[Start of Attachment]
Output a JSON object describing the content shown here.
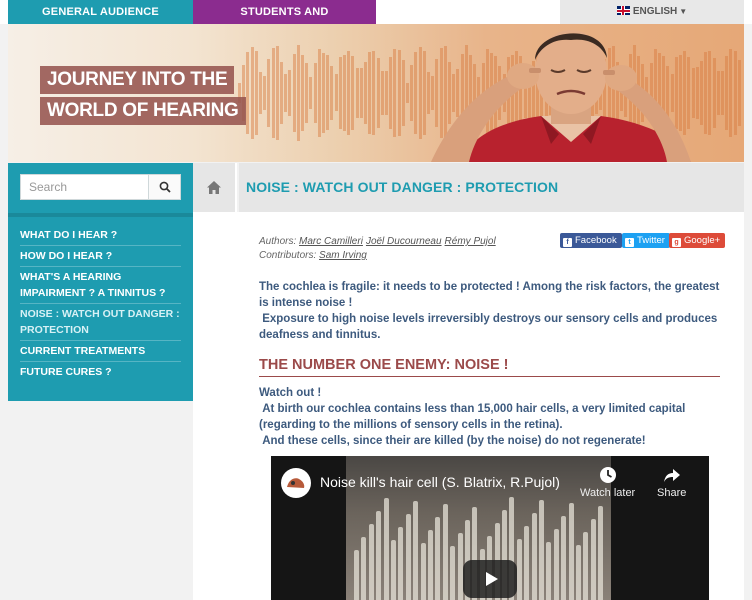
{
  "top_nav": {
    "general": "GENERAL AUDIENCE",
    "students": "STUDENTS AND PROFESSIONALS",
    "language": "ENGLISH"
  },
  "banner": {
    "line1": "JOURNEY INTO THE",
    "line2": "WORLD OF HEARING"
  },
  "search": {
    "placeholder": "Search"
  },
  "sidebar": {
    "items": [
      {
        "label": "WHAT DO I HEAR ?"
      },
      {
        "label": "HOW DO I HEAR ?"
      },
      {
        "label": "WHAT'S A HEARING IMPAIRMENT ? A TINNITUS ?"
      },
      {
        "label": "NOISE : WATCH OUT DANGER : PROTECTION"
      },
      {
        "label": "CURRENT TREATMENTS"
      },
      {
        "label": "FUTURE CURES ?"
      }
    ]
  },
  "page": {
    "title": "NOISE : WATCH OUT DANGER : PROTECTION",
    "authors_label": "Authors:",
    "authors": [
      "Marc Camilleri",
      "Joël Ducourneau",
      "Rémy Pujol"
    ],
    "contributors_label": "Contributors:",
    "contributors": [
      "Sam Irving"
    ],
    "share": {
      "facebook": "Facebook",
      "twitter": "Twitter",
      "google": "Google+"
    },
    "intro_1": "The cochlea is fragile: it needs to be protected ! Among the risk factors, the greatest is intense noise !",
    "intro_2": "Exposure to high noise levels irreversibly destroys our sensory cells and produces deafness and tinnitus.",
    "section_heading": "THE NUMBER ONE ENEMY: NOISE !",
    "body_1": "Watch out !",
    "body_2": "At birth our cochlea contains less than 15,000 hair cells, a very limited capital (regarding to the millions of sensory cells in the retina).",
    "body_3": "And these cells, since their are killed (by the noise) do not regenerate!"
  },
  "video": {
    "title": "Noise kill's hair cell (S. Blatrix, R.Pujol)",
    "watch_later": "Watch later",
    "share": "Share"
  }
}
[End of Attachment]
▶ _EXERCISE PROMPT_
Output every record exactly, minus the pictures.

▶ _RESPONSE TO THE TASK_
Output a JSON object describing the content shown here.
{
  "top_nav": {
    "general": "GENERAL AUDIENCE",
    "students": "STUDENTS AND PROFESSIONALS",
    "language": "ENGLISH"
  },
  "banner": {
    "line1": "JOURNEY INTO THE",
    "line2": "WORLD OF HEARING"
  },
  "search": {
    "placeholder": "Search"
  },
  "sidebar": {
    "items": [
      {
        "label": "WHAT DO I HEAR ?"
      },
      {
        "label": "HOW DO I HEAR ?"
      },
      {
        "label": "WHAT'S A HEARING IMPAIRMENT ? A TINNITUS ?"
      },
      {
        "label": "NOISE : WATCH OUT DANGER : PROTECTION"
      },
      {
        "label": "CURRENT TREATMENTS"
      },
      {
        "label": "FUTURE CURES ?"
      }
    ]
  },
  "page": {
    "title": "NOISE : WATCH OUT DANGER : PROTECTION",
    "authors_label": "Authors:",
    "authors": [
      "Marc Camilleri",
      "Joël Ducourneau",
      "Rémy Pujol"
    ],
    "contributors_label": "Contributors:",
    "contributors": [
      "Sam Irving"
    ],
    "share": {
      "facebook": "Facebook",
      "twitter": "Twitter",
      "google": "Google+"
    },
    "intro_1": "The cochlea is fragile: it needs to be protected ! Among the risk factors, the greatest is intense noise !",
    "intro_2": "Exposure to high noise levels irreversibly destroys our sensory cells and produces deafness and tinnitus.",
    "section_heading": "THE NUMBER ONE ENEMY: NOISE !",
    "body_1": "Watch out !",
    "body_2": "At birth our cochlea contains less than 15,000 hair cells, a very limited capital (regarding to the millions of sensory cells in the retina).",
    "body_3": "And these cells, since their are killed (by the noise) do not regenerate!"
  },
  "video": {
    "title": "Noise kill's hair cell (S. Blatrix, R.Pujol)",
    "watch_later": "Watch later",
    "share": "Share"
  }
}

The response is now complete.